Once you have checked each line below, report only the number of lines that contain the word "WLANs".

[Items from an interface collection]
——————

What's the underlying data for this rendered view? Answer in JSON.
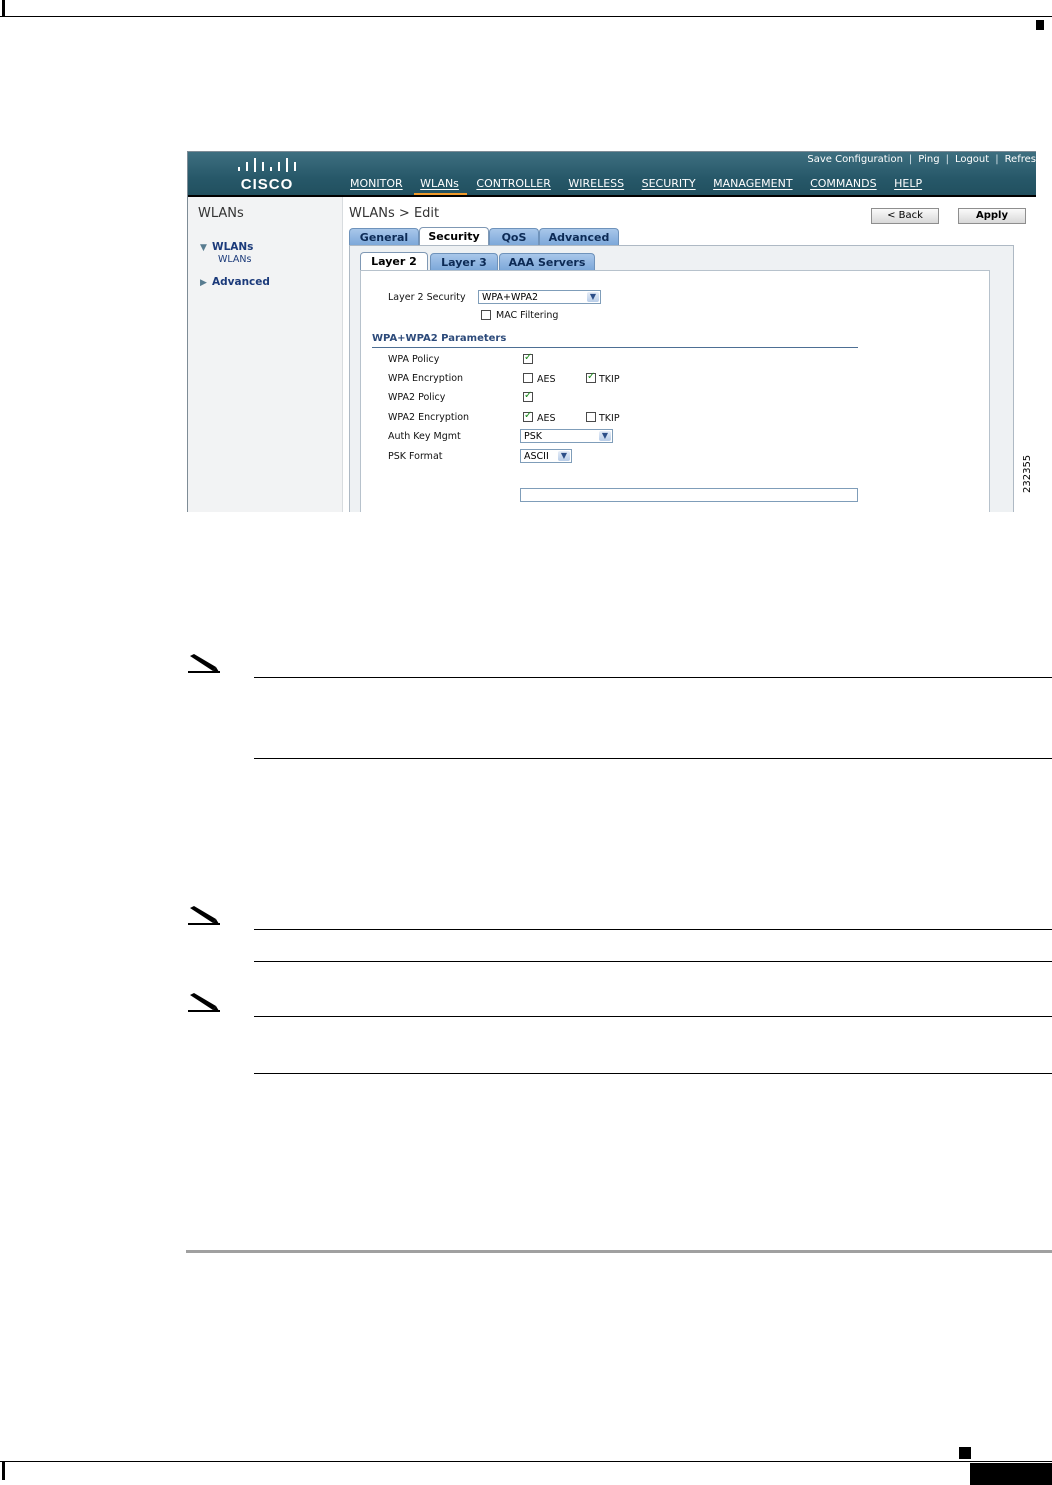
{
  "banner": {
    "logo_text": "CISCO",
    "top_links": [
      "Save Configuration",
      "Ping",
      "Logout",
      "Refres"
    ],
    "nav": [
      "MONITOR",
      "WLANs",
      "CONTROLLER",
      "WIRELESS",
      "SECURITY",
      "MANAGEMENT",
      "COMMANDS",
      "HELP"
    ],
    "active_nav": "WLANs"
  },
  "left": {
    "title": "WLANs",
    "items": [
      {
        "label": "WLANs",
        "expanded": true,
        "children": [
          "WLANs"
        ]
      },
      {
        "label": "Advanced",
        "expanded": false,
        "children": []
      }
    ]
  },
  "content": {
    "title": "WLANs > Edit",
    "back_label": "< Back",
    "apply_label": "Apply",
    "tabs": [
      "General",
      "Security",
      "QoS",
      "Advanced"
    ],
    "active_tab": "Security",
    "subtabs": [
      "Layer 2",
      "Layer 3",
      "AAA Servers"
    ],
    "active_subtab": "Layer 2",
    "layer2_security_label": "Layer 2 Security",
    "layer2_security_value": "WPA+WPA2",
    "mac_filtering_label": "MAC Filtering",
    "section_title": "WPA+WPA2 Parameters",
    "wpa_policy_label": "WPA Policy",
    "wpa_encryption_label": "WPA Encryption",
    "wpa2_policy_label": "WPA2 Policy",
    "wpa2_encryption_label": "WPA2 Encryption",
    "aes_label": "AES",
    "tkip_label": "TKIP",
    "auth_key_label": "Auth Key Mgmt",
    "auth_key_value": "PSK",
    "psk_format_label": "PSK Format",
    "psk_format_value": "ASCII"
  },
  "figure_number": "232355",
  "colors": {
    "banner": "#275869",
    "tab": "#7aa6d8",
    "active_underline": "#f09a2a"
  }
}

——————

Result below: 6